With this in mind I'd like to point you to my Flickr site (www.flickr.com/geekteacher) which is updated slightly more often than this blog and a Facebook group I have set up on behalf of Leigh Ornithological Society (www.facebook.com/groups/leighos). You will find some of my latest photos and comments on both these groups.

That said, I fully intend to update this blog in the near future and keep it updated as best I can.  Some of the reports that I will be writing include the following:

  • Short-eared owls in Sefton, Merseyside
  • A short trip to Dumfries and Galloway with Whooper Swans, Barnacle Geese, Great Northern Divers, Purple Sandpipers, Oystercatchers, Yellowhammers, Red Kites and a host of others
  • A Kittiwake on the Bridgewater Canal in Leigh
  • Dippers and a very close Great Crested Grebe at Yarrow Valley Country Park
  • Black Grouse lekking at World's End, Llangollen
  • Skylarks at Kinmel Bay and a Red-breasted Merganser and Stonechats at Gronant Beach

And possibly some more.  I do hope you will return to read some of my reports with photos of the birds I've seen so far in 2014.

Thursday, 20 February 2014

Red Kite at Bellymack Hill Farm

Red Kite 1 by GeekTeacher (aka Martyn Jones)
Red Kite at Bellymack Hill Farm Feeding Station in Dumfries and Galloway, Scotland
I've just got back from a few days birding in Dumfries and Galloway, Scotland.  Here's one of the first photos I've processed - I've only got a few thousand more to look through!

This photo was sent to my blog from my Flickr album - Red Kite 1, a photo by GeekTeacher (aka Martyn Jones).

Sunday, 5 January 2014

Another Glossy Ibis turns up locally

After the spectacular displays given by the long-staying Horwich birds, it was quite a surprise to find that another Glossy Ibis had turned up even more locally to me in Pennington Hall, Hindley.  The weather conditions were poor and got worse, so the photos aren't that great, but it's a nice local record for me.

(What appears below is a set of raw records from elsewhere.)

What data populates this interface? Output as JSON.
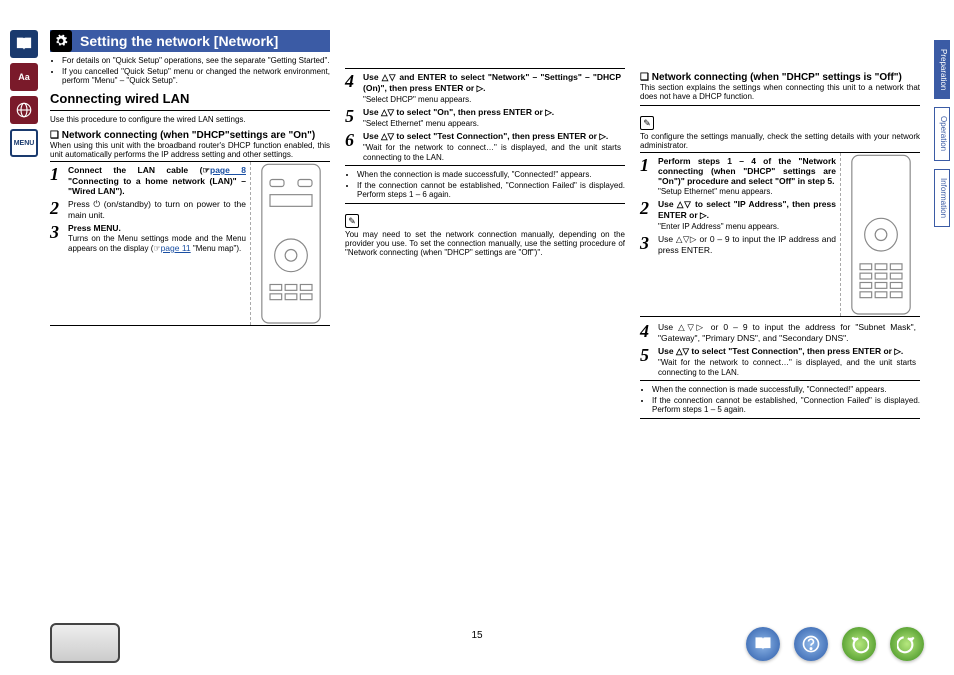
{
  "title": "Setting the network [Network]",
  "intro_bullets": [
    "For details on \"Quick Setup\" operations, see the separate \"Getting Started\".",
    "If you cancelled \"Quick Setup\" menu or changed the network environment, perform \"Menu\" – \"Quick Setup\"."
  ],
  "connecting_heading": "Connecting wired LAN",
  "connecting_intro": "Use this procedure to configure the wired LAN settings.",
  "dhcp_on": {
    "heading": "Network connecting (when \"DHCP\"settings are \"On\")",
    "intro": "When using this unit with the broadband router's DHCP function enabled, this unit automatically performs the IP address setting and other settings.",
    "steps": [
      {
        "n": "1",
        "bold": "Connect the LAN cable (☞",
        "link": "page 8",
        "after": " \"Connecting to a home network (LAN)\" – \"Wired LAN\")."
      },
      {
        "n": "2",
        "bold": "Press ⏻ (on/standby) to turn on power to the main unit."
      },
      {
        "n": "3",
        "bold": "Press MENU.",
        "note": "Turns on the Menu settings mode and the Menu appears on the display (☞",
        "link2": "page 11",
        "note2": " \"Menu map\")."
      }
    ]
  },
  "col2_steps": [
    {
      "n": "4",
      "bold": "Use △▽ and ENTER to select \"Network\" – \"Settings\" – \"DHCP (On)\", then press ENTER or ▷.",
      "note": "\"Select DHCP\" menu appears."
    },
    {
      "n": "5",
      "bold": "Use △▽ to select \"On\", then press ENTER or ▷.",
      "note": "\"Select Ethernet\" menu appears."
    },
    {
      "n": "6",
      "bold": "Use △▽ to select \"Test Connection\", then press ENTER or ▷.",
      "note": "\"Wait for the network to connect…\" is displayed, and the unit starts connecting to the LAN."
    }
  ],
  "col2_results": [
    "When the connection is made successfully, \"Connected!\" appears.",
    "If the connection cannot be established, \"Connection Failed\" is displayed. Perform steps 1 – 6 again."
  ],
  "col2_note": "You may need to set the network connection manually, depending on the provider you use. To set the connection manually, use the setting procedure of \"Network connecting (when \"DHCP\" settings are \"Off\")\".",
  "dhcp_off": {
    "heading": "Network connecting (when \"DHCP\" settings is \"Off\")",
    "intro": "This section explains the settings when connecting this unit to a network that does not have a DHCP function.",
    "note": "To configure the settings manually, check the setting details with your network administrator.",
    "steps": [
      {
        "n": "1",
        "bold": "Perform steps 1 – 4 of the \"Network connecting (when \"DHCP\" settings are \"On\")\" procedure and select \"Off\" in step 5.",
        "note": "\"Setup Ethernet\" menu appears."
      },
      {
        "n": "2",
        "bold": "Use △▽ to select \"IP Address\", then press ENTER or ▷.",
        "note": "\"Enter IP Address\" menu appears."
      },
      {
        "n": "3",
        "bold": "Use △▽▷ or 0 – 9 to input the IP address and press ENTER."
      },
      {
        "n": "4",
        "bold": "Use △▽▷ or 0 – 9 to input the address for \"Subnet Mask\", \"Gateway\", \"Primary DNS\", and \"Secondary DNS\"."
      },
      {
        "n": "5",
        "bold": "Use △▽ to select \"Test Connection\", then press ENTER or ▷.",
        "note": "\"Wait for the network to connect…\" is displayed, and the unit starts connecting to the LAN."
      }
    ],
    "results": [
      "When the connection is made successfully, \"Connected!\" appears.",
      "If the connection cannot be established, \"Connection Failed\" is displayed. Perform steps 1 – 5 again."
    ]
  },
  "side_tabs": [
    "Preparation",
    "Operation",
    "Information"
  ],
  "rail": [
    "book",
    "Aa",
    "globe",
    "MENU"
  ],
  "page_number": "15",
  "nav_buttons": [
    "book-icon",
    "help-icon",
    "back-icon",
    "forward-icon"
  ]
}
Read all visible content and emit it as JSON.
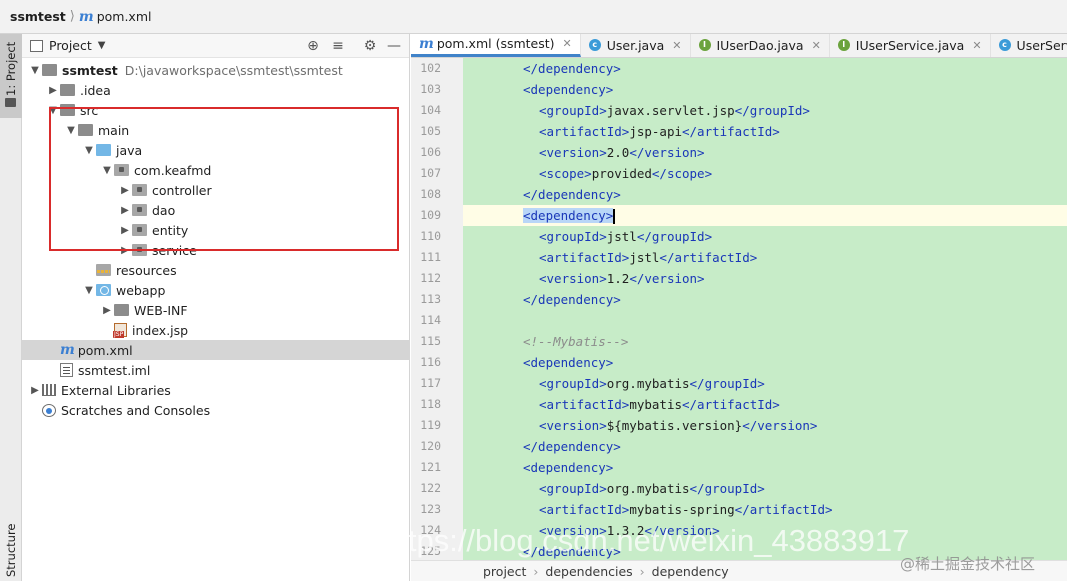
{
  "breadcrumb": {
    "project": "ssmtest",
    "file": "pom.xml"
  },
  "tool_stripe": {
    "project_label": "1: Project",
    "structure_label": "Structure"
  },
  "project_panel": {
    "title": "Project",
    "tree": [
      {
        "label": "ssmtest",
        "path": "D:\\javaworkspace\\ssmtest\\ssmtest"
      },
      {
        "label": ".idea"
      },
      {
        "label": "src"
      },
      {
        "label": "main"
      },
      {
        "label": "java"
      },
      {
        "label": "com.keafmd"
      },
      {
        "label": "controller"
      },
      {
        "label": "dao"
      },
      {
        "label": "entity"
      },
      {
        "label": "service"
      },
      {
        "label": "resources"
      },
      {
        "label": "webapp"
      },
      {
        "label": "WEB-INF"
      },
      {
        "label": "index.jsp"
      },
      {
        "label": "pom.xml"
      },
      {
        "label": "ssmtest.iml"
      },
      {
        "label": "External Libraries"
      },
      {
        "label": "Scratches and Consoles"
      }
    ]
  },
  "tabs": [
    {
      "label": "pom.xml (ssmtest)",
      "icon": "maven-icon",
      "active": true
    },
    {
      "label": "User.java",
      "icon": "class-icon"
    },
    {
      "label": "IUserDao.java",
      "icon": "interface-icon"
    },
    {
      "label": "IUserService.java",
      "icon": "interface-icon"
    },
    {
      "label": "UserServiceImp",
      "icon": "class-icon"
    }
  ],
  "code": [
    {
      "ln": "102",
      "open": "",
      "text": "",
      "close": "</dependency>",
      "indent": 1
    },
    {
      "ln": "103",
      "open": "<dependency>",
      "text": "",
      "close": "",
      "indent": 1
    },
    {
      "ln": "104",
      "open": "<groupId>",
      "text": "javax.servlet.jsp",
      "close": "</groupId>",
      "indent": 2
    },
    {
      "ln": "105",
      "open": "<artifactId>",
      "text": "jsp-api",
      "close": "</artifactId>",
      "indent": 2
    },
    {
      "ln": "106",
      "open": "<version>",
      "text": "2.0",
      "close": "</version>",
      "indent": 2
    },
    {
      "ln": "107",
      "open": "<scope>",
      "text": "provided",
      "close": "</scope>",
      "indent": 2
    },
    {
      "ln": "108",
      "open": "",
      "text": "",
      "close": "</dependency>",
      "indent": 1
    },
    {
      "ln": "109",
      "open": "<dependency>",
      "text": "",
      "close": "",
      "indent": 1
    },
    {
      "ln": "110",
      "open": "<groupId>",
      "text": "jstl",
      "close": "</groupId>",
      "indent": 2
    },
    {
      "ln": "111",
      "open": "<artifactId>",
      "text": "jstl",
      "close": "</artifactId>",
      "indent": 2
    },
    {
      "ln": "112",
      "open": "<version>",
      "text": "1.2",
      "close": "</version>",
      "indent": 2
    },
    {
      "ln": "113",
      "open": "",
      "text": "",
      "close": "</dependency>",
      "indent": 1
    },
    {
      "ln": "114",
      "open": "",
      "text": "",
      "close": "",
      "indent": 0
    },
    {
      "ln": "115",
      "comment": "<!--Mybatis-->",
      "indent": 1
    },
    {
      "ln": "116",
      "open": "<dependency>",
      "text": "",
      "close": "",
      "indent": 1
    },
    {
      "ln": "117",
      "open": "<groupId>",
      "text": "org.mybatis",
      "close": "</groupId>",
      "indent": 2
    },
    {
      "ln": "118",
      "open": "<artifactId>",
      "text": "mybatis",
      "close": "</artifactId>",
      "indent": 2
    },
    {
      "ln": "119",
      "open": "<version>",
      "text": "${mybatis.version}",
      "close": "</version>",
      "indent": 2
    },
    {
      "ln": "120",
      "open": "",
      "text": "",
      "close": "</dependency>",
      "indent": 1
    },
    {
      "ln": "121",
      "open": "<dependency>",
      "text": "",
      "close": "",
      "indent": 1
    },
    {
      "ln": "122",
      "open": "<groupId>",
      "text": "org.mybatis",
      "close": "</groupId>",
      "indent": 2
    },
    {
      "ln": "123",
      "open": "<artifactId>",
      "text": "mybatis-spring",
      "close": "</artifactId>",
      "indent": 2
    },
    {
      "ln": "124",
      "open": "<version>",
      "text": "1.3.2",
      "close": "</version>",
      "indent": 2
    },
    {
      "ln": "125",
      "open": "",
      "text": "",
      "close": "</dependency>",
      "indent": 1
    }
  ],
  "editor_breadcrumb": [
    "project",
    "dependencies",
    "dependency"
  ],
  "watermark": "https://blog.csdn.net/weixin_43883917",
  "watermark_cn": "@稀土掘金技术社区",
  "colors": {
    "code_background": "#c7ecc8",
    "tag": "#1a37b8",
    "highlight_box": "#d92b2b",
    "active_tab_underline": "#4083c9"
  }
}
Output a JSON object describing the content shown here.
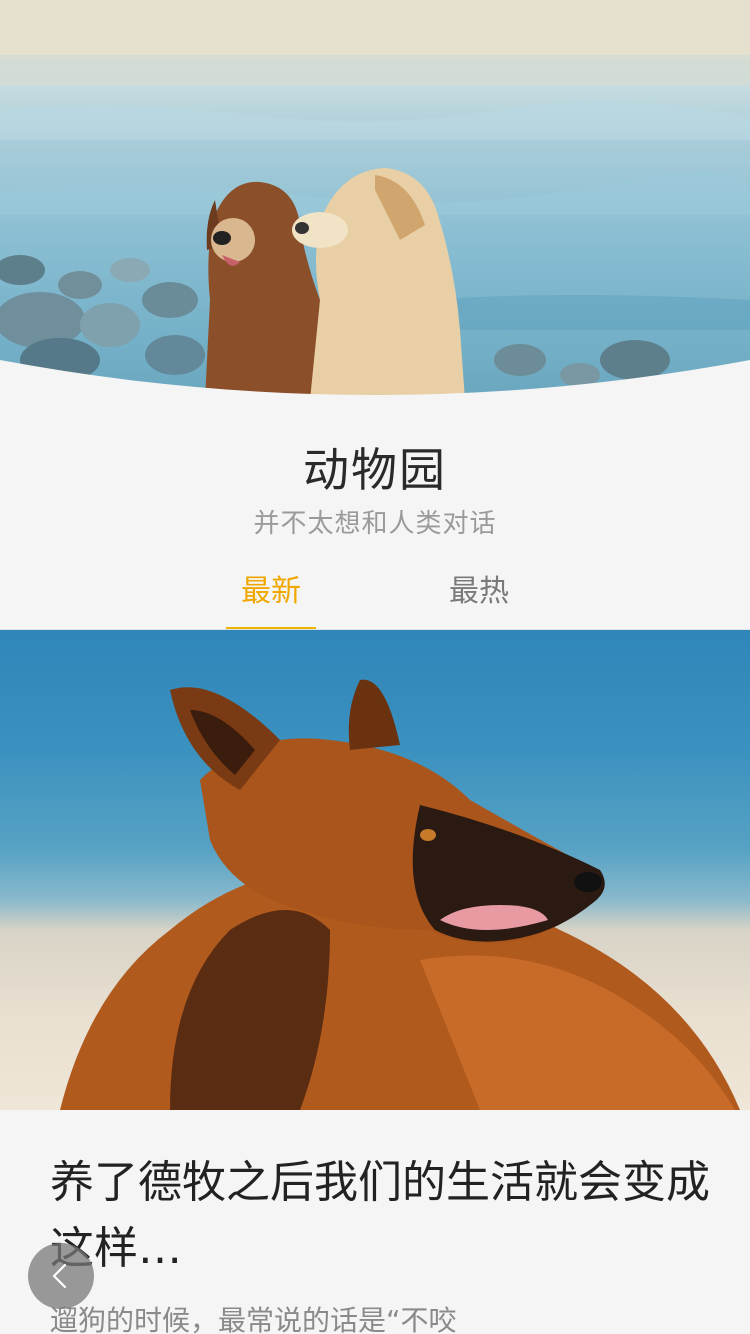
{
  "hero": {
    "image": "two-golden-retrievers-on-beach"
  },
  "channel": {
    "title": "动物园",
    "subtitle": "并不太想和人类对话"
  },
  "tabs": [
    {
      "label": "最新",
      "active": true
    },
    {
      "label": "最热",
      "active": false
    }
  ],
  "colors": {
    "accent": "#f0a800",
    "background": "#f5f5f5"
  },
  "article": {
    "image": "german-shepherd-on-beach",
    "title": "养了德牧之后我们的生活就会变成这样…",
    "excerpt": "遛狗的时候，最常说的话是“不咬"
  },
  "floating": {
    "back_icon": "chevron-left-icon"
  }
}
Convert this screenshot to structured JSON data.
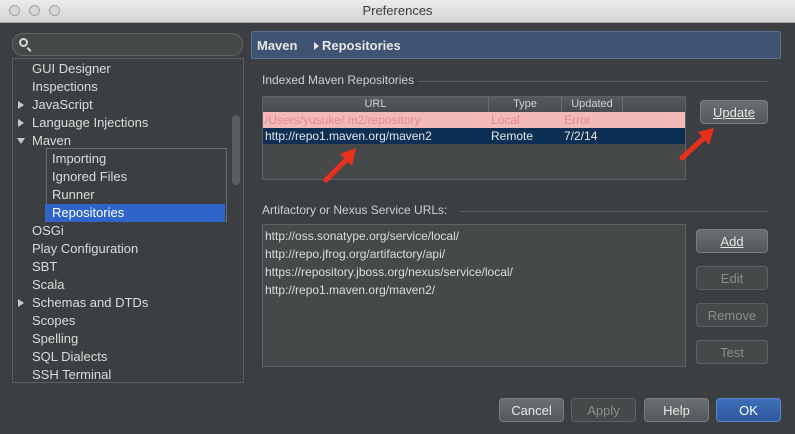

Whilst I was there I was approached by a couple of the locals who were very friendly and interested in what all the fuss had been about over the last week or so.  When I explained they seemed to go away happy.  Another couple of birders also turned up in the next hour.

On returning to my car I found that my battery was flat due to having left the lights on and not running it much over Christmas. This wasn't entirely without surprise as recently I'd been having an ongoing intermittent battery drain problem, but I had thought it had cured itself - unfortunately not it seems. To add insult to injury, my phone was also flat and I couldn't charge it from the car!

So this now prompted a saga of asking a passersby for jump leads and ended up with me going into the local farm to ask for help.  A very nice lady took some time to find some leads for me and another kind young lady then moved her car and gave me the jump start I needed.  During the process I had got completely soaked from the ever-increasing rainfall.

With the engine running, I  quickly thanked everyone who had helped me and set off for home in the hope I wouldn't stall on the way.